Grantee:Amanda Fernandes Gouveia
Home Institution: Instituto de Química (IQ). Universidade Estadual de Campinas (UNICAMP). Campinas , SP, Brazil
Associated research grant:16/23891-6 - Computer modeling of condensed matter, AP.TEM

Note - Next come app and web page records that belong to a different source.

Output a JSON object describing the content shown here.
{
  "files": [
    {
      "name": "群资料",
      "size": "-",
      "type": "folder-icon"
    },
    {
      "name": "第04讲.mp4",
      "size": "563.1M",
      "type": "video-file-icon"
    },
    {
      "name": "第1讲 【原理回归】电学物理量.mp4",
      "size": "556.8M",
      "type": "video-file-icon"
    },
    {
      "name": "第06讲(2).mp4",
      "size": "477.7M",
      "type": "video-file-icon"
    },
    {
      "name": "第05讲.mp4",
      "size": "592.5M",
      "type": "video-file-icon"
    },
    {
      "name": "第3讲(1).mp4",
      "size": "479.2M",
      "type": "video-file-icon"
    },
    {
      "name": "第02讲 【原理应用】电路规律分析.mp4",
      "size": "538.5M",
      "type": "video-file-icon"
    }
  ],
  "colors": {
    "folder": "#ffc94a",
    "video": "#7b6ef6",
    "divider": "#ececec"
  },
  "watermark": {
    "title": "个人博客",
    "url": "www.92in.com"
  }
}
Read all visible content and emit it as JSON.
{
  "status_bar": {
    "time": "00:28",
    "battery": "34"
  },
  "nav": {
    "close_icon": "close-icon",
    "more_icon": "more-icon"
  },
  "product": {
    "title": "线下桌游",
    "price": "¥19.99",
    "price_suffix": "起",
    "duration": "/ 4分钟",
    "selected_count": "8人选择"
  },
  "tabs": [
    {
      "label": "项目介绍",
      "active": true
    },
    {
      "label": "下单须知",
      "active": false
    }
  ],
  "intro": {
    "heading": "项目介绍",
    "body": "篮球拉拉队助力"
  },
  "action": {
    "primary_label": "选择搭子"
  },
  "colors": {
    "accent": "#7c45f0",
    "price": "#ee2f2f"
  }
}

Photocatalysts, traditionally semiconductors, are regarded as a promising technology for novel, powerful energy-storage systems, that are essential for processes ranging from water purification to water splitting, air filtration, and surgical instrument sterilization, and harvest optical energy to drive chemical reactions. The mechanism of energy storage in these materials is not fully understood yet because of the complex molecular mechanisms at the atomistic scale. Exploring the processes at the nanoscale provides necessary fundamental and thorough insights for improving the performance of such devices. To exam the photocatalytic activity in depth and to improve the materials for next-generation catalysts it is necessary a near-atomic resolution. The performance and key electronic properties of semiconductors are dictated by the interplay between the surface chemistry and morphology, whose manipulation has inspired experimental and theoretical researchers. Since most of the physical and chemical properties of the semiconductors are shape-dependent, the characterization and control not only of size but also of morphology of (nano) particles has a primary importance in nanoscience and nanotechnology. In this way, the study of the effect on the materials properties in function of the nanoparticles growth on the surfaces after the electron injection it is very important, once involves the changes of the corresponding physical and chemical properties related to structural order-disorder effects. In the last decades, molecular modeling has been established as a valuable technique for revealing fundamental insights into problems at the atomistic level. The theoretical studies not only capture the geometric and electronic effects on the photocatalytic activity but they are also capable to explain and rationalize the experimental data. In particular, the values of the surface energies obtained by first-principles calculations in combination with Wulff construction model provide structure-function relations based in depth atomistic modeling on morphological analysis, highlighting the importance of the theoretical chemistry in material science and nanotechnology. In this research project, we present a combined computational and experimental work, aimed to study the tungstates (BaWO4 e Ag2WO4) and molybdates (BaMoO4 e Ag2MoO4) by theoretical and experimental techniques. In the synthesis process, the main objective will be the control of morphology, particle size and structural organization. By using advanced first-principle calculations, we will be capable to analyze the electronic and structural properties of these tungstates and molybdates-based materials, at the bulk and the surface level. The expected results will be provide an understanding of the criteria warranting the existence, stability, and activity of a given configuration of atoms into the material that has pivotal relevance in chemical and materials science, as well as to find a correlation between the morphology/electron injection and the photocatalytic activity. (AU)